It’s entirely possible for Congress to enact a net neutrality bill this year, but there is little time to spare. Posturing should give way to negotiating. That’s the only way that both sides of the aisle and both sides of Capitol Hill will be able to point to a real accomplishment: putting core open internet provisions in statute law.
Opportunities would arise from putting frequencies in the 2.5 GHz Educational Broadband Service spectrum band into an incentive auction. Not only could the government’s share of the proceeds be put toward closing the Homework Gap, but underutilized mid-band spectrum could fuel the deployment of 5G.
Net neutrality has been among the most contentious policy issues in telecommunications or almost any other area over the past decade.

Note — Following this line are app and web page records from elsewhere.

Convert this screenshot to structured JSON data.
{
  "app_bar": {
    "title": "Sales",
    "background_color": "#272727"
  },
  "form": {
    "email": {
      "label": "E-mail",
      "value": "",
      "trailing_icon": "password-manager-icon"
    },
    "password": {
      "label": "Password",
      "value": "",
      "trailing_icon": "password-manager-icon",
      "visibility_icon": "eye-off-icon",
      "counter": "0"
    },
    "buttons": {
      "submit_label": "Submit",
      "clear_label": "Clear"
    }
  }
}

But there is a real way forward to solve this issue instead of continuing to debate it at a time when the country should be focusing on advancing 5G technology.
Because 5G is so much more powerful than the previous generations of mobile technology, the need for spectrum to take advantage of 5G’s potential is likewise more complex. Congress can help by passing the AIRWAVES Act, a bipartisan bill introduced in the last Congress which would establish a schedule for future spectrum auctions over the next five years to help ensure U.S. preeminence in 5G.